Shell Oil Company Chief gets Paid 143 Times more than the Average UK Employee
The CEO of oil-company Shell saw his pay double last year to more than €20 million (£17 million) in total. Ben van Beurden’s total salary pay in 2017, which was roughly €9 million, prompted an investor revolt. The Dutch official’s rise comes as the company increased its yearly profits by nearly $10 billion, and he is also set to have a number of long term incentives from his current role kick in.
Mr van Beurden’s pay is currently numerous times bigger than the normal Shell worker in the UK. The firm’s Remuneration Committee said the proportion was “steady” with those in the best 30 organisations listed in London. Shell also stated that the company trusted in reward packages “that are externally competitive and internally balanced, which means the CEO is the worker with the most astounding extent of variable pay as he has the largest amount of duty.”
A Chartered Institute of Personnel and Development (CIPD) report found that the normal FTSE 100 CEO earned multiple times more than the normal UK worker. The Anglo-Dutch giant Shell is one of the most important recorded organisations in Britain.

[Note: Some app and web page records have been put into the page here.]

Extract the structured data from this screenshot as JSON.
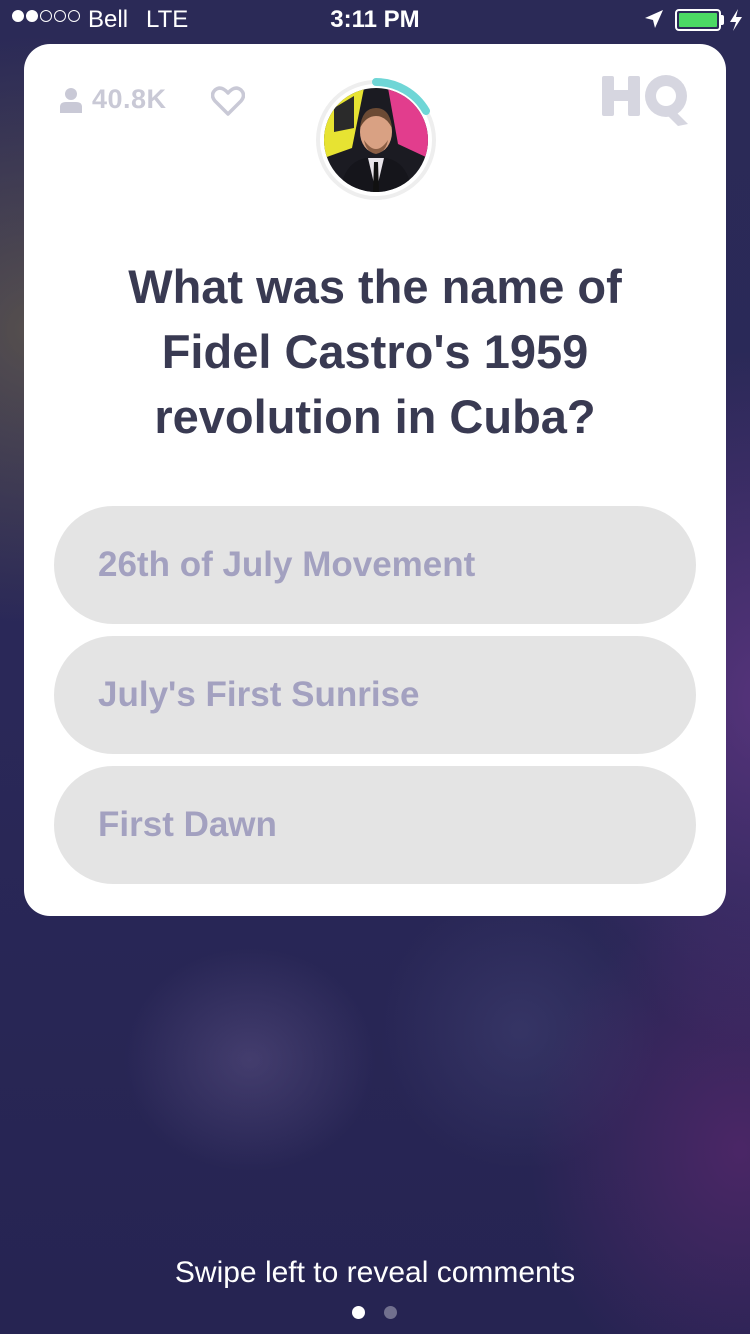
{
  "status_bar": {
    "carrier": "Bell",
    "network": "LTE",
    "time": "3:11 PM",
    "signal_bars_filled": 2,
    "signal_bars_total": 5,
    "battery_color": "#4cd964"
  },
  "header": {
    "viewer_count": "40.8K",
    "viewer_icon": "person-icon",
    "like_icon": "heart-icon",
    "logo": "HQ"
  },
  "question": {
    "text": "What was the name of Fidel Castro's 1959 revolution in Cuba?"
  },
  "answers": [
    {
      "label": "26th of July Movement"
    },
    {
      "label": "July's First Sunrise"
    },
    {
      "label": "First Dawn"
    }
  ],
  "footer": {
    "swipe_hint": "Swipe left to reveal comments",
    "pages_total": 2,
    "active_page": 1
  },
  "colors": {
    "accent": "#6fd6d6",
    "answer_bg": "#e4e4e4",
    "answer_text": "#a3a1c0",
    "question_text": "#393a52"
  }
}
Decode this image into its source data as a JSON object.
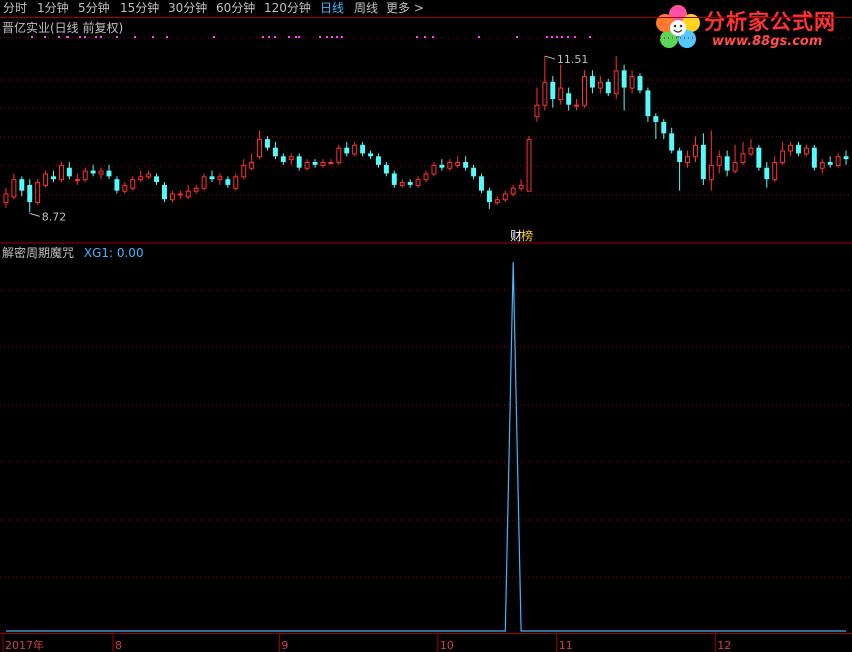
{
  "toolbar": {
    "items": [
      "分时",
      "1分钟",
      "5分钟",
      "15分钟",
      "30分钟",
      "60分钟",
      "120分钟",
      "日线",
      "周线",
      "更多 >"
    ],
    "active": "日线"
  },
  "main_chart": {
    "title": "晋亿实业(日线 前复权)",
    "low_label": "8.72",
    "high_label": "11.51",
    "event_label": "财",
    "event_label2": "榜"
  },
  "indicator": {
    "name": "解密周期魔咒",
    "value_label": "XG1: 0.00"
  },
  "logo": {
    "text": "分析家公式网",
    "url": "www.88gs.com"
  },
  "colors": {
    "up": "#ff3232",
    "down": "#54fcfc",
    "axis": "#a00000",
    "grid": "#a00000",
    "line": "#3fb7ff"
  },
  "chart_data": {
    "type": "candlestick",
    "x_axis": {
      "tick_labels": [
        "2017年",
        "8",
        "9",
        "10",
        "11",
        "12"
      ],
      "tick_index": [
        0,
        14,
        35,
        55,
        70,
        90
      ]
    },
    "ylim": [
      8.5,
      11.8
    ],
    "candles": [
      {
        "o": 8.9,
        "c": 9.05,
        "h": 9.15,
        "l": 8.8,
        "d": "up"
      },
      {
        "o": 9.0,
        "c": 9.3,
        "h": 9.4,
        "l": 8.95,
        "d": "up"
      },
      {
        "o": 9.3,
        "c": 9.1,
        "h": 9.35,
        "l": 9.0,
        "d": "down"
      },
      {
        "o": 9.2,
        "c": 8.9,
        "h": 9.3,
        "l": 8.72,
        "d": "down"
      },
      {
        "o": 8.9,
        "c": 9.25,
        "h": 9.3,
        "l": 8.85,
        "d": "up"
      },
      {
        "o": 9.2,
        "c": 9.4,
        "h": 9.45,
        "l": 9.15,
        "d": "up"
      },
      {
        "o": 9.35,
        "c": 9.3,
        "h": 9.45,
        "l": 9.25,
        "d": "down"
      },
      {
        "o": 9.3,
        "c": 9.55,
        "h": 9.6,
        "l": 9.25,
        "d": "up"
      },
      {
        "o": 9.5,
        "c": 9.35,
        "h": 9.6,
        "l": 9.3,
        "d": "down"
      },
      {
        "o": 9.3,
        "c": 9.3,
        "h": 9.4,
        "l": 9.2,
        "d": "up"
      },
      {
        "o": 9.3,
        "c": 9.45,
        "h": 9.5,
        "l": 9.25,
        "d": "up"
      },
      {
        "o": 9.45,
        "c": 9.4,
        "h": 9.55,
        "l": 9.35,
        "d": "down"
      },
      {
        "o": 9.4,
        "c": 9.45,
        "h": 9.5,
        "l": 9.3,
        "d": "up"
      },
      {
        "o": 9.45,
        "c": 9.35,
        "h": 9.55,
        "l": 9.3,
        "d": "down"
      },
      {
        "o": 9.3,
        "c": 9.1,
        "h": 9.35,
        "l": 9.05,
        "d": "down"
      },
      {
        "o": 9.1,
        "c": 9.2,
        "h": 9.25,
        "l": 9.05,
        "d": "up"
      },
      {
        "o": 9.15,
        "c": 9.3,
        "h": 9.35,
        "l": 9.1,
        "d": "up"
      },
      {
        "o": 9.3,
        "c": 9.35,
        "h": 9.45,
        "l": 9.25,
        "d": "up"
      },
      {
        "o": 9.35,
        "c": 9.4,
        "h": 9.45,
        "l": 9.3,
        "d": "up"
      },
      {
        "o": 9.35,
        "c": 9.25,
        "h": 9.4,
        "l": 9.2,
        "d": "down"
      },
      {
        "o": 9.2,
        "c": 8.95,
        "h": 9.25,
        "l": 8.9,
        "d": "down"
      },
      {
        "o": 8.95,
        "c": 9.05,
        "h": 9.1,
        "l": 8.9,
        "d": "up"
      },
      {
        "o": 9.05,
        "c": 9.05,
        "h": 9.1,
        "l": 8.95,
        "d": "up"
      },
      {
        "o": 9.0,
        "c": 9.1,
        "h": 9.2,
        "l": 8.95,
        "d": "up"
      },
      {
        "o": 9.1,
        "c": 9.15,
        "h": 9.2,
        "l": 9.05,
        "d": "up"
      },
      {
        "o": 9.15,
        "c": 9.35,
        "h": 9.4,
        "l": 9.1,
        "d": "up"
      },
      {
        "o": 9.35,
        "c": 9.3,
        "h": 9.45,
        "l": 9.25,
        "d": "down"
      },
      {
        "o": 9.3,
        "c": 9.35,
        "h": 9.4,
        "l": 9.2,
        "d": "up"
      },
      {
        "o": 9.3,
        "c": 9.2,
        "h": 9.35,
        "l": 9.15,
        "d": "down"
      },
      {
        "o": 9.15,
        "c": 9.35,
        "h": 9.4,
        "l": 9.1,
        "d": "up"
      },
      {
        "o": 9.35,
        "c": 9.55,
        "h": 9.65,
        "l": 9.3,
        "d": "up"
      },
      {
        "o": 9.5,
        "c": 9.6,
        "h": 9.75,
        "l": 9.45,
        "d": "up"
      },
      {
        "o": 9.7,
        "c": 10.0,
        "h": 10.15,
        "l": 9.65,
        "d": "up"
      },
      {
        "o": 10.0,
        "c": 9.85,
        "h": 10.05,
        "l": 9.8,
        "d": "down"
      },
      {
        "o": 9.85,
        "c": 9.7,
        "h": 9.95,
        "l": 9.65,
        "d": "down"
      },
      {
        "o": 9.7,
        "c": 9.6,
        "h": 9.75,
        "l": 9.55,
        "d": "down"
      },
      {
        "o": 9.65,
        "c": 9.7,
        "h": 9.75,
        "l": 9.55,
        "d": "up"
      },
      {
        "o": 9.7,
        "c": 9.5,
        "h": 9.75,
        "l": 9.45,
        "d": "down"
      },
      {
        "o": 9.5,
        "c": 9.6,
        "h": 9.65,
        "l": 9.45,
        "d": "up"
      },
      {
        "o": 9.6,
        "c": 9.55,
        "h": 9.65,
        "l": 9.5,
        "d": "down"
      },
      {
        "o": 9.55,
        "c": 9.6,
        "h": 9.65,
        "l": 9.5,
        "d": "up"
      },
      {
        "o": 9.6,
        "c": 9.6,
        "h": 9.65,
        "l": 9.55,
        "d": "up"
      },
      {
        "o": 9.6,
        "c": 9.85,
        "h": 9.9,
        "l": 9.55,
        "d": "up"
      },
      {
        "o": 9.85,
        "c": 9.75,
        "h": 9.95,
        "l": 9.7,
        "d": "down"
      },
      {
        "o": 9.75,
        "c": 9.9,
        "h": 9.95,
        "l": 9.7,
        "d": "up"
      },
      {
        "o": 9.9,
        "c": 9.75,
        "h": 9.95,
        "l": 9.7,
        "d": "down"
      },
      {
        "o": 9.75,
        "c": 9.7,
        "h": 9.8,
        "l": 9.65,
        "d": "down"
      },
      {
        "o": 9.7,
        "c": 9.55,
        "h": 9.75,
        "l": 9.5,
        "d": "down"
      },
      {
        "o": 9.55,
        "c": 9.4,
        "h": 9.6,
        "l": 9.35,
        "d": "down"
      },
      {
        "o": 9.4,
        "c": 9.2,
        "h": 9.45,
        "l": 9.15,
        "d": "down"
      },
      {
        "o": 9.2,
        "c": 9.25,
        "h": 9.3,
        "l": 9.15,
        "d": "up"
      },
      {
        "o": 9.25,
        "c": 9.2,
        "h": 9.3,
        "l": 9.15,
        "d": "down"
      },
      {
        "o": 9.2,
        "c": 9.3,
        "h": 9.35,
        "l": 9.15,
        "d": "up"
      },
      {
        "o": 9.3,
        "c": 9.4,
        "h": 9.45,
        "l": 9.25,
        "d": "up"
      },
      {
        "o": 9.4,
        "c": 9.55,
        "h": 9.6,
        "l": 9.35,
        "d": "up"
      },
      {
        "o": 9.55,
        "c": 9.5,
        "h": 9.65,
        "l": 9.45,
        "d": "down"
      },
      {
        "o": 9.5,
        "c": 9.6,
        "h": 9.65,
        "l": 9.45,
        "d": "up"
      },
      {
        "o": 9.55,
        "c": 9.6,
        "h": 9.7,
        "l": 9.5,
        "d": "up"
      },
      {
        "o": 9.6,
        "c": 9.5,
        "h": 9.7,
        "l": 9.45,
        "d": "down"
      },
      {
        "o": 9.5,
        "c": 9.35,
        "h": 9.55,
        "l": 9.3,
        "d": "down"
      },
      {
        "o": 9.35,
        "c": 9.1,
        "h": 9.4,
        "l": 9.05,
        "d": "down"
      },
      {
        "o": 9.1,
        "c": 8.9,
        "h": 9.15,
        "l": 8.78,
        "d": "down"
      },
      {
        "o": 8.9,
        "c": 8.95,
        "h": 9.0,
        "l": 8.85,
        "d": "up"
      },
      {
        "o": 8.95,
        "c": 9.05,
        "h": 9.1,
        "l": 8.9,
        "d": "up"
      },
      {
        "o": 9.05,
        "c": 9.15,
        "h": 9.2,
        "l": 9.0,
        "d": "up"
      },
      {
        "o": 9.15,
        "c": 9.2,
        "h": 9.3,
        "l": 9.1,
        "d": "up"
      },
      {
        "o": 9.1,
        "c": 10.0,
        "h": 10.05,
        "l": 9.1,
        "d": "up"
      },
      {
        "o": 10.4,
        "c": 10.6,
        "h": 10.9,
        "l": 10.3,
        "d": "up"
      },
      {
        "o": 10.6,
        "c": 11.0,
        "h": 11.45,
        "l": 10.5,
        "d": "up"
      },
      {
        "o": 11.0,
        "c": 10.7,
        "h": 11.1,
        "l": 10.55,
        "d": "down"
      },
      {
        "o": 10.7,
        "c": 10.9,
        "h": 11.3,
        "l": 10.6,
        "d": "up"
      },
      {
        "o": 10.8,
        "c": 10.6,
        "h": 10.9,
        "l": 10.5,
        "d": "down"
      },
      {
        "o": 10.6,
        "c": 10.6,
        "h": 10.7,
        "l": 10.5,
        "d": "up"
      },
      {
        "o": 10.6,
        "c": 11.1,
        "h": 11.2,
        "l": 10.55,
        "d": "up"
      },
      {
        "o": 11.1,
        "c": 10.9,
        "h": 11.2,
        "l": 10.8,
        "d": "down"
      },
      {
        "o": 10.9,
        "c": 11.0,
        "h": 11.1,
        "l": 10.8,
        "d": "up"
      },
      {
        "o": 11.0,
        "c": 10.8,
        "h": 11.05,
        "l": 10.75,
        "d": "down"
      },
      {
        "o": 10.8,
        "c": 11.2,
        "h": 11.45,
        "l": 10.7,
        "d": "up"
      },
      {
        "o": 11.2,
        "c": 10.9,
        "h": 11.3,
        "l": 10.5,
        "d": "down"
      },
      {
        "o": 10.9,
        "c": 11.1,
        "h": 11.2,
        "l": 10.8,
        "d": "up"
      },
      {
        "o": 11.1,
        "c": 10.85,
        "h": 11.15,
        "l": 10.8,
        "d": "down"
      },
      {
        "o": 10.85,
        "c": 10.4,
        "h": 10.9,
        "l": 10.3,
        "d": "down"
      },
      {
        "o": 10.4,
        "c": 10.3,
        "h": 10.45,
        "l": 10.0,
        "d": "down"
      },
      {
        "o": 10.3,
        "c": 10.1,
        "h": 10.35,
        "l": 10.0,
        "d": "down"
      },
      {
        "o": 10.1,
        "c": 9.8,
        "h": 10.2,
        "l": 9.75,
        "d": "down"
      },
      {
        "o": 9.8,
        "c": 9.6,
        "h": 9.85,
        "l": 9.1,
        "d": "down"
      },
      {
        "o": 9.6,
        "c": 9.7,
        "h": 9.8,
        "l": 9.5,
        "d": "up"
      },
      {
        "o": 9.7,
        "c": 9.9,
        "h": 10.05,
        "l": 9.6,
        "d": "up"
      },
      {
        "o": 9.9,
        "c": 9.3,
        "h": 10.1,
        "l": 9.2,
        "d": "down"
      },
      {
        "o": 9.3,
        "c": 9.55,
        "h": 10.15,
        "l": 9.1,
        "d": "up"
      },
      {
        "o": 9.55,
        "c": 9.7,
        "h": 9.8,
        "l": 9.4,
        "d": "up"
      },
      {
        "o": 9.7,
        "c": 9.45,
        "h": 9.8,
        "l": 9.35,
        "d": "down"
      },
      {
        "o": 9.45,
        "c": 9.6,
        "h": 9.9,
        "l": 9.4,
        "d": "up"
      },
      {
        "o": 9.6,
        "c": 9.75,
        "h": 9.95,
        "l": 9.55,
        "d": "up"
      },
      {
        "o": 9.75,
        "c": 9.85,
        "h": 10.0,
        "l": 9.7,
        "d": "up"
      },
      {
        "o": 9.85,
        "c": 9.5,
        "h": 9.9,
        "l": 9.45,
        "d": "down"
      },
      {
        "o": 9.5,
        "c": 9.3,
        "h": 9.6,
        "l": 9.15,
        "d": "down"
      },
      {
        "o": 9.3,
        "c": 9.6,
        "h": 9.7,
        "l": 9.25,
        "d": "up"
      },
      {
        "o": 9.6,
        "c": 9.8,
        "h": 9.95,
        "l": 9.55,
        "d": "up"
      },
      {
        "o": 9.8,
        "c": 9.9,
        "h": 9.95,
        "l": 9.7,
        "d": "up"
      },
      {
        "o": 9.9,
        "c": 9.75,
        "h": 9.95,
        "l": 9.7,
        "d": "down"
      },
      {
        "o": 9.75,
        "c": 9.85,
        "h": 9.9,
        "l": 9.7,
        "d": "up"
      },
      {
        "o": 9.85,
        "c": 9.5,
        "h": 9.9,
        "l": 9.45,
        "d": "down"
      },
      {
        "o": 9.5,
        "c": 9.6,
        "h": 9.65,
        "l": 9.4,
        "d": "up"
      },
      {
        "o": 9.6,
        "c": 9.55,
        "h": 9.7,
        "l": 9.5,
        "d": "down"
      },
      {
        "o": 9.55,
        "c": 9.7,
        "h": 9.75,
        "l": 9.5,
        "d": "up"
      },
      {
        "o": 9.7,
        "c": 9.65,
        "h": 9.8,
        "l": 9.55,
        "d": "down"
      }
    ],
    "indicator_series": {
      "name": "XG1",
      "spike_index": 64,
      "spike_value": 1,
      "baseline": 0
    }
  }
}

In spite of its desire to reduce its carbon footprint by 2050, the firm is one of the world’s biggest polluters, radiating 73 million tons on carbon dioxide (CO2) in 2017. A year ago, Shell declared it would link executive pay to carbon outflow targets, subject to an investor vote in 2020.
The move pursued weight from investors, including the Church of England Pensions Board. Mr van Beurden’s pay has long been a matter of speculation. Numerous investors addressed why Shell executives were paid bonuses for 2017, the year in which a tanker kept running by a sub-temporary worker in Pakistan detonated, and slaughtered more than 200 individuals. Luke Hildyard, the director of the High Pay Centre think tank, said Mr van Beurden’s pay packet epitomised Shell’s “defective governance model and warped corporate culture.”